Background – Classroom ventilation rate (VR) standards are needed that adequately protect human health while minimizing unnecessary consumption of energy. While limited evidence suggests that lower VRs in school classrooms are associated with increased student absence and health effects, this relationship needs confirmation. We conducted a multi-year study to investigate associations between classroom ventilation rates and student absence (as an indicator for health).
Methods – This study included one school district in each of 3 major California climate regions; in each district, 9-10 schools across the socioeconomic range; and in each school, two each of 3rd, 4th, and 5th grade classrooms. Daily classroom VRs in each classroom were estimated using real time indoor CO2 from web-connected sensors. School districts provided daily classroom illness absence and demographic data. We used adjusted zero-inflated negative binomial regression models to estimate relationships between classroom VRs (prior 7-day average) and daily illness-related absence.
Figure 1. Estimated illness absence proportions at different ventilation rates in the three school districts (BA=Bay Area, SC=South Coast, CV= Central Valley and all.
Results – In the 162 studied classrooms in 28 schools in 3 districts, most VRs were lower than the CA standard of 7.1 L/s- person with 95% of VRs in the Central Valley district below the standard.

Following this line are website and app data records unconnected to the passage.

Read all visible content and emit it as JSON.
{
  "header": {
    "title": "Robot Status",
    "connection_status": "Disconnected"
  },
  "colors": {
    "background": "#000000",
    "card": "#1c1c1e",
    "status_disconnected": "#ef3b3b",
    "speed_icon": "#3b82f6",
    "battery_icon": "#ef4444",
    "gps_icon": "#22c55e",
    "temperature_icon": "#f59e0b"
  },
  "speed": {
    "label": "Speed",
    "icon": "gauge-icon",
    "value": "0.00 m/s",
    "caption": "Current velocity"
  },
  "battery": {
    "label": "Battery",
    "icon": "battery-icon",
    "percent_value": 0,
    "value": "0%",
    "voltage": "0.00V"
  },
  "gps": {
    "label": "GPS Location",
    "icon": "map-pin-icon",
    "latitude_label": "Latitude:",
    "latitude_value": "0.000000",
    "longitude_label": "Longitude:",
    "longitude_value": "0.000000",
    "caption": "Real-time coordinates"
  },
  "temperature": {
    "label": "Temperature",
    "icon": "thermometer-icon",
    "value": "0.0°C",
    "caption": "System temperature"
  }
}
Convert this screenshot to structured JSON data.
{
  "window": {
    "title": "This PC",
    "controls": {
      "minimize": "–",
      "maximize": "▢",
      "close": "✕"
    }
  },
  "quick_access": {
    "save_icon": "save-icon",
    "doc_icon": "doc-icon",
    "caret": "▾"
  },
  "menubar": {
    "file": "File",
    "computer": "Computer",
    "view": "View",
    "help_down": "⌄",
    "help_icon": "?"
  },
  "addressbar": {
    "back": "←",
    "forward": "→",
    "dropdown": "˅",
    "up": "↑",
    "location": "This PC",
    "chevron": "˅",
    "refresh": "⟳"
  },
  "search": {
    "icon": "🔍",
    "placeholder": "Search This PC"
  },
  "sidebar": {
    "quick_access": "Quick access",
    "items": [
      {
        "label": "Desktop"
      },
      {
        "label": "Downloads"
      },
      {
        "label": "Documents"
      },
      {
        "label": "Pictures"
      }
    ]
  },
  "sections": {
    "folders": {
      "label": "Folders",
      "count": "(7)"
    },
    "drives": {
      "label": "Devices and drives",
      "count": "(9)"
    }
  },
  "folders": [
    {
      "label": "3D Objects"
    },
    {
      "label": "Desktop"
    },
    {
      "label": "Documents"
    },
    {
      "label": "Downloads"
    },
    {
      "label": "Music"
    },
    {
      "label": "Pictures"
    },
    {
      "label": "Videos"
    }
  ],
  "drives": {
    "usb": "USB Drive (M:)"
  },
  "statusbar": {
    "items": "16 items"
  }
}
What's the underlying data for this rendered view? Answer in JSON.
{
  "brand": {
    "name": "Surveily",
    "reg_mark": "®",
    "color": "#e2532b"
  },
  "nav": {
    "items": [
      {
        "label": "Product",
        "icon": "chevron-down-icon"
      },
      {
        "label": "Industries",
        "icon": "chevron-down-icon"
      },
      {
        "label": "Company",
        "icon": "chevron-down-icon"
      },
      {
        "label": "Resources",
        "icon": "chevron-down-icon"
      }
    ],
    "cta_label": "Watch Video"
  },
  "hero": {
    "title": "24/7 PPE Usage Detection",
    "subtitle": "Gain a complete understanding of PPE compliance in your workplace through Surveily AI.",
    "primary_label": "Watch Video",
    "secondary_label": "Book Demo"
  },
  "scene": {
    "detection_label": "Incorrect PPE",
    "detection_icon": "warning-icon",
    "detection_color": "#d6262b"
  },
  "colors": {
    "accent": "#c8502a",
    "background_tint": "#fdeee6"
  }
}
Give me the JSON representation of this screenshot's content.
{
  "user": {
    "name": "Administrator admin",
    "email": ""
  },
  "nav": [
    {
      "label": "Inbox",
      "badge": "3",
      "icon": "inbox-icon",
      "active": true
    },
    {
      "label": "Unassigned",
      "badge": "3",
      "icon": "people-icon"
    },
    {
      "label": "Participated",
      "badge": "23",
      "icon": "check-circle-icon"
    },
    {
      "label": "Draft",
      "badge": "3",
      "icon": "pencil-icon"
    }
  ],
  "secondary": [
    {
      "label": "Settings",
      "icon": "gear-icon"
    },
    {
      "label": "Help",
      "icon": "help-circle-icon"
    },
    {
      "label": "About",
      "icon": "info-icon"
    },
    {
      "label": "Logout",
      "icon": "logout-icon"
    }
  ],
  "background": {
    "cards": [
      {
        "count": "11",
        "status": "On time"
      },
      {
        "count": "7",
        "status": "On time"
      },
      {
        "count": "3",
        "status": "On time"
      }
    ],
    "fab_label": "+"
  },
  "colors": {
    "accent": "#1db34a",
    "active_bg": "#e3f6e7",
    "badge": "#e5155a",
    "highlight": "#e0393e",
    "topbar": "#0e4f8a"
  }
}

Overall model estimates (Figure 1) showed a 1.6% decrease in illness absence per VR increase of 1 L/sec per person. Increasing the average California K-12 classroom VR up to the 7.1 L/s-person standard was associated with a 3.4% reduction in illness absence and, based on estimates of attendance-linked school revenues and energy costs of ventilation, $33M in increased revenue to schools but only $4M in higher energy costs. Higher VRs would provide additional estimated net benefits.
Conclusion – Results of this study, using real-time measurements of classrooms in multiple climate regions of California, suggest that current classroom ventilation rates are usually below standards, and that increasing ventilation rates up to the current standards or higher would provide, in addition to health benefits to students, substantial economic benefits to schools, far exceeding increased energy costs.
This research note is based on the paper:
Mark J. Mendell, Ekaterina A. Eliseeva, Molly M. Davies, M.Spears, Agnes B. Lobscheid, William J. Fisk, and Michael G. Apte: Association of Classroom ventilation with reduced illness absence: a prospective study in California elementary schools. International Journal of Indoor Environment and Health, Indoor Air, 23:515-528, December 2013.